▶ _Work instruction_
Please count the lines in this listing that include the string "prices", and give only the number.

▶ _Data to use_
=-=-=

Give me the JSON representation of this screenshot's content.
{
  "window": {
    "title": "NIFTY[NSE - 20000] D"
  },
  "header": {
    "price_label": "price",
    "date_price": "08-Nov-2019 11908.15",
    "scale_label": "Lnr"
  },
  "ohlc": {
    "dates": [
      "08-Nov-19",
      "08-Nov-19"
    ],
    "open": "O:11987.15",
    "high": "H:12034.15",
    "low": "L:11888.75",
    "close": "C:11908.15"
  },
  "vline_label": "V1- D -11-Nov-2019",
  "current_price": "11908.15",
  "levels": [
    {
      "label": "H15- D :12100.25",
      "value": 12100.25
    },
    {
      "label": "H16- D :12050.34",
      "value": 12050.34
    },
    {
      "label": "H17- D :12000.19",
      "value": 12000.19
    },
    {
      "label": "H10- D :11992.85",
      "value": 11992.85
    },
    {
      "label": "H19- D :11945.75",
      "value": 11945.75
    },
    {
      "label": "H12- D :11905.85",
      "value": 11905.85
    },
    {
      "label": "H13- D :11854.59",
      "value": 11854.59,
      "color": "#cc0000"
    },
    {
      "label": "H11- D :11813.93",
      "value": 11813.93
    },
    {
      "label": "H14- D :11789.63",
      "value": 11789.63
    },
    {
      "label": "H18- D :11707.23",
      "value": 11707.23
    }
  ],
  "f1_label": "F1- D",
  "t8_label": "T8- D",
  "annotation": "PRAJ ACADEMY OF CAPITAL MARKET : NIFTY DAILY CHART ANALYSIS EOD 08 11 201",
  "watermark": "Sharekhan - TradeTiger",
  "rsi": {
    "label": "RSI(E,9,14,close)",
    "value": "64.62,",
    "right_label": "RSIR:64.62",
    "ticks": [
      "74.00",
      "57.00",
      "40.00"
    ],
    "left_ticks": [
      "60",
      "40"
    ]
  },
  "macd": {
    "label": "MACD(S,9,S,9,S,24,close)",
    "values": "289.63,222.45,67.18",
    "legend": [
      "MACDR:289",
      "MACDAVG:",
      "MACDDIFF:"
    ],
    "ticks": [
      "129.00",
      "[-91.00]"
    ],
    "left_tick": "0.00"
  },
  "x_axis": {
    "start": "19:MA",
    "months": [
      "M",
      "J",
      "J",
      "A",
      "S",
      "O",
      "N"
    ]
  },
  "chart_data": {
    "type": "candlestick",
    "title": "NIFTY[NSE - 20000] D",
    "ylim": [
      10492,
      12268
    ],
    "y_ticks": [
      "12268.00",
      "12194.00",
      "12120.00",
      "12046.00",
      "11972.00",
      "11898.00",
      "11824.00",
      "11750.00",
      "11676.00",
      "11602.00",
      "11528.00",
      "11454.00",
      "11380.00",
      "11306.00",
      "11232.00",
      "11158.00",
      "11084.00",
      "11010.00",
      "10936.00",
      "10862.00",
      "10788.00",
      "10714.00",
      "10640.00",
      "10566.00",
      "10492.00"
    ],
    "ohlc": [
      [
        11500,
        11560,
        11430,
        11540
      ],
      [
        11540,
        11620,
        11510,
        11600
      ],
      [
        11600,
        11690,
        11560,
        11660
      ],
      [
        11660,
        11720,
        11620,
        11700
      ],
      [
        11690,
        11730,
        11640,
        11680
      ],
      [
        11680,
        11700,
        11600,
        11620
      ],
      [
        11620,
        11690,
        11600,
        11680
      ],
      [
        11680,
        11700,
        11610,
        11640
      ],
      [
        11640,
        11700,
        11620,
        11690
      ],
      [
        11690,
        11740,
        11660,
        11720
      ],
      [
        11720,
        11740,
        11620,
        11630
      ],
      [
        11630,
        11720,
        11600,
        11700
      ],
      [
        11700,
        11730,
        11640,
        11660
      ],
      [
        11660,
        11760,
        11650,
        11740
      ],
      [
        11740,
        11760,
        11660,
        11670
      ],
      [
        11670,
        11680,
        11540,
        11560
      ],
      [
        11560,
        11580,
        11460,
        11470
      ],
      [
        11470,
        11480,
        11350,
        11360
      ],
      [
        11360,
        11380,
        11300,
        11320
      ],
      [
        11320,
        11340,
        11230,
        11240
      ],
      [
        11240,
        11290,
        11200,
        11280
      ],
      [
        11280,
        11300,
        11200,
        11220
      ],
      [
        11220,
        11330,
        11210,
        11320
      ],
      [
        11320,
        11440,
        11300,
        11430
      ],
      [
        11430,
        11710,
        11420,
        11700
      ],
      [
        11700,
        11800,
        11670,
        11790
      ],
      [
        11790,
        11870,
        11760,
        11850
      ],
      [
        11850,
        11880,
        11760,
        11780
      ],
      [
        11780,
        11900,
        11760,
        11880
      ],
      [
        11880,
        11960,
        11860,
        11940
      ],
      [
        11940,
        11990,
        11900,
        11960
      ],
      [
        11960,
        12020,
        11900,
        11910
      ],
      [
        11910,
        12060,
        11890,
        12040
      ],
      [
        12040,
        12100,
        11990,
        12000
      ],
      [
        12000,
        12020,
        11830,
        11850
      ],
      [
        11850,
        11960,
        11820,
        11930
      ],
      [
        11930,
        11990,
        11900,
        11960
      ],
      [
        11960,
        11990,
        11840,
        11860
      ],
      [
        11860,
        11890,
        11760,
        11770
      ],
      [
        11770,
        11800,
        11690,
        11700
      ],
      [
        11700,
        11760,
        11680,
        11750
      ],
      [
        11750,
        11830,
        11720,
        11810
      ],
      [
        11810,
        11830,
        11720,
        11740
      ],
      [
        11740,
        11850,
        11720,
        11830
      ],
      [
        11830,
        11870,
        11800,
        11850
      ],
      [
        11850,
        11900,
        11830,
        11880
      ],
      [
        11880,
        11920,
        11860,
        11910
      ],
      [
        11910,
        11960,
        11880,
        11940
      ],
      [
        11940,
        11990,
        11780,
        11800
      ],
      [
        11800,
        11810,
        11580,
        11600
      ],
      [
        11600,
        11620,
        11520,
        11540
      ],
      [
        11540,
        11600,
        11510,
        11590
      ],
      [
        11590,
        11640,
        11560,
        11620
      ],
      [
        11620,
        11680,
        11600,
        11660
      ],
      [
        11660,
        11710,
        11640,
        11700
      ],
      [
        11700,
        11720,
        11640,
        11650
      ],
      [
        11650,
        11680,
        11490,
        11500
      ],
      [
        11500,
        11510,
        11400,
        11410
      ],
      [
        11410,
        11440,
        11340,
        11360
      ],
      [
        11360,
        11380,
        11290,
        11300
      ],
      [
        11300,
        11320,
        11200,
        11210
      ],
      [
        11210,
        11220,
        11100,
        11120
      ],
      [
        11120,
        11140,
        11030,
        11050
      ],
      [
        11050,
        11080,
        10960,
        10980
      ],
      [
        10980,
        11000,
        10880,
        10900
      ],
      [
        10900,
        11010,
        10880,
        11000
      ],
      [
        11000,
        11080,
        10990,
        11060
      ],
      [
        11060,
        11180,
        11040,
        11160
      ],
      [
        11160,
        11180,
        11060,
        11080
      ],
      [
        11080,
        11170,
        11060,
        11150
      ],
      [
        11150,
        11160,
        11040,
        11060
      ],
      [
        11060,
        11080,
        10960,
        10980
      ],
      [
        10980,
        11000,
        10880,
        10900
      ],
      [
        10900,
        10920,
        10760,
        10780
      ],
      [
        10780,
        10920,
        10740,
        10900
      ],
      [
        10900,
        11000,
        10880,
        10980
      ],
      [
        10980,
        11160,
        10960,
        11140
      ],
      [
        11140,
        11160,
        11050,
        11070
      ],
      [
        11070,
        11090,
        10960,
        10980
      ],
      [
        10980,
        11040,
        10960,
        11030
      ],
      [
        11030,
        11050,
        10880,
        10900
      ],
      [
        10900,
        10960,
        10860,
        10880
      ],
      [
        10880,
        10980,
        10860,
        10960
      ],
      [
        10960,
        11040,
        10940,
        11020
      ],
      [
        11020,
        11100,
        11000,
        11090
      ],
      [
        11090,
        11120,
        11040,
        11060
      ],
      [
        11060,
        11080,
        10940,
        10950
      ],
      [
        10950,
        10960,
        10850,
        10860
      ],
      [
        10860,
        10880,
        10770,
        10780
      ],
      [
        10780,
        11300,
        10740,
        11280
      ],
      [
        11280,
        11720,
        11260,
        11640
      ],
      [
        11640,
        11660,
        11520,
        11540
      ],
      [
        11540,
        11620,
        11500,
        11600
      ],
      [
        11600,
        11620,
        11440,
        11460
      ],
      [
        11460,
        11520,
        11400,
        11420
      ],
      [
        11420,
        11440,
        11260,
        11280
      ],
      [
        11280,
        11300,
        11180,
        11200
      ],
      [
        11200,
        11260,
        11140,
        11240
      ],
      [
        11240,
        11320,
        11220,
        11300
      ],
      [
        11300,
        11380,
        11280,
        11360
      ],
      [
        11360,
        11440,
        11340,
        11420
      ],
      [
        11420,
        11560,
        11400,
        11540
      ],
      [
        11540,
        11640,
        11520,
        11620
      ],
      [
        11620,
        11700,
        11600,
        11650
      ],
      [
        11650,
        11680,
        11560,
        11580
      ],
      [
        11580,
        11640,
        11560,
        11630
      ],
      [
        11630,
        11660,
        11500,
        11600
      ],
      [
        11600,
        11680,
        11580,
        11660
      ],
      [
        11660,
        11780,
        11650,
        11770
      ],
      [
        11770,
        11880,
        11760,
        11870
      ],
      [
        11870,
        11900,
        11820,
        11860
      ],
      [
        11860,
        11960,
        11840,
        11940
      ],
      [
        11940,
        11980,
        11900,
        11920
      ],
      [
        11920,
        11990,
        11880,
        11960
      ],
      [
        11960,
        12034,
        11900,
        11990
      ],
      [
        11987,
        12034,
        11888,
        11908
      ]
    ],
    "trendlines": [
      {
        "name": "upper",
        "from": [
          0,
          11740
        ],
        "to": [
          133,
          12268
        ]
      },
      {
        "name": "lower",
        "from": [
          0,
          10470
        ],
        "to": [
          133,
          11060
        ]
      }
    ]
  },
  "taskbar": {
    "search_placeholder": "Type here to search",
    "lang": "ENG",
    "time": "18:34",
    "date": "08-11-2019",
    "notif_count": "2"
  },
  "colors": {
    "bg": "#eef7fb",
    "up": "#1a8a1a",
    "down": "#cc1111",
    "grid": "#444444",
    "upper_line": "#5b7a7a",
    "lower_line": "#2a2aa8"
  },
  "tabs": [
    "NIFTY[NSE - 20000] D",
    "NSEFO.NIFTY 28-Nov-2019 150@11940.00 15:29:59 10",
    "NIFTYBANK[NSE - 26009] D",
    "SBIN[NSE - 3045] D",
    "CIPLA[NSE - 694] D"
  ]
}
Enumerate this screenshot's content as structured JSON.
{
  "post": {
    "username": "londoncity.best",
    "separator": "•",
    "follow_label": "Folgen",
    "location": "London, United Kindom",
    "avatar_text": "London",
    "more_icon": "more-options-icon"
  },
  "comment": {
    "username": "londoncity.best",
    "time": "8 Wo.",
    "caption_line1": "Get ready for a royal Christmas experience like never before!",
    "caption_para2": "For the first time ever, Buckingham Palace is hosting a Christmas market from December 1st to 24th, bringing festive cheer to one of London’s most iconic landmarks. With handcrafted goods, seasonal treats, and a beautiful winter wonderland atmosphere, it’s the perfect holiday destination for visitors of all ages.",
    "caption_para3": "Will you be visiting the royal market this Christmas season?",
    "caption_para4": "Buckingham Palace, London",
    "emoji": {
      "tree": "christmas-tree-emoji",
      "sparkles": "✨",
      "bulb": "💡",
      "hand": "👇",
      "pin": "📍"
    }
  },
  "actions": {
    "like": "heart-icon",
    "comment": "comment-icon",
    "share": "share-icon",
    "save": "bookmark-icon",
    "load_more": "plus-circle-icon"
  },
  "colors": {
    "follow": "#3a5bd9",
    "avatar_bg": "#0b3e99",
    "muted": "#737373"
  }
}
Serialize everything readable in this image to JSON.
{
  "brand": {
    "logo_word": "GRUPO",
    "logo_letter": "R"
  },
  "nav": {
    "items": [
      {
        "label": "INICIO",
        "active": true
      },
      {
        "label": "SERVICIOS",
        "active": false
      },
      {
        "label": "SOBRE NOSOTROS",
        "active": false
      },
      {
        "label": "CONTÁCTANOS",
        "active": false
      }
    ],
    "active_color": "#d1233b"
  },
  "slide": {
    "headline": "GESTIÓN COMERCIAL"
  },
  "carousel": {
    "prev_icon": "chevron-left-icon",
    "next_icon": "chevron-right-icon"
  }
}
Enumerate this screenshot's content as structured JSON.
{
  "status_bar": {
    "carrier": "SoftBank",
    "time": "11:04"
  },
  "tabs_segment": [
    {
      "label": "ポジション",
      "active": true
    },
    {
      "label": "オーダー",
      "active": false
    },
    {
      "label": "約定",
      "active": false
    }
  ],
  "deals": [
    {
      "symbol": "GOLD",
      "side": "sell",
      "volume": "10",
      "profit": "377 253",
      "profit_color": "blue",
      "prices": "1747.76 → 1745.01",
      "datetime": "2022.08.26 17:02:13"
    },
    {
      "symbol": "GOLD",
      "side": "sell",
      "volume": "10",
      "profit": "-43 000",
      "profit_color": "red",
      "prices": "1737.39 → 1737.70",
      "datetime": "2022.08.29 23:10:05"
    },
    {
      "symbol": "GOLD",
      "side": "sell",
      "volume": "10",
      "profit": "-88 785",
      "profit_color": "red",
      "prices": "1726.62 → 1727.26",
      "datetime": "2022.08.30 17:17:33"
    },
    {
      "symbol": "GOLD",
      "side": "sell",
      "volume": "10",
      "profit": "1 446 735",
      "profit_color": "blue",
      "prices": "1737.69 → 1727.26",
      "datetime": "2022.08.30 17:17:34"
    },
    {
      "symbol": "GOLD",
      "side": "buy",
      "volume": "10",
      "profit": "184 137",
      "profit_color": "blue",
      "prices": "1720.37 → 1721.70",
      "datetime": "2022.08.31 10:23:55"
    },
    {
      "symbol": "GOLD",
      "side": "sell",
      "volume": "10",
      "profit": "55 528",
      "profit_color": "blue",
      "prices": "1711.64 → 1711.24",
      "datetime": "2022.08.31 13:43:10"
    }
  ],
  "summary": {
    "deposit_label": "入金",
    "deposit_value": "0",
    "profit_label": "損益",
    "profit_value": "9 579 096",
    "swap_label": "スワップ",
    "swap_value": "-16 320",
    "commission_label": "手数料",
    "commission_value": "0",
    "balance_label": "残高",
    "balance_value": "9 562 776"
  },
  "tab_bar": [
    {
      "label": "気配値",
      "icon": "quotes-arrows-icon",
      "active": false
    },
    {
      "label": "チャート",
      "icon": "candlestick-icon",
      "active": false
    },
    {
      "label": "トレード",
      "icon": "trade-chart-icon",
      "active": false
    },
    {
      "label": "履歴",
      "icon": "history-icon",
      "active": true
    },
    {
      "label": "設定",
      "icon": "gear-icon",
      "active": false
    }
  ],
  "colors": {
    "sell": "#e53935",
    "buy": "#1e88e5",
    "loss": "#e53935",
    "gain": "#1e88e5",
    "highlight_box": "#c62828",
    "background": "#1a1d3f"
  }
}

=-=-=

▶ _Result_
6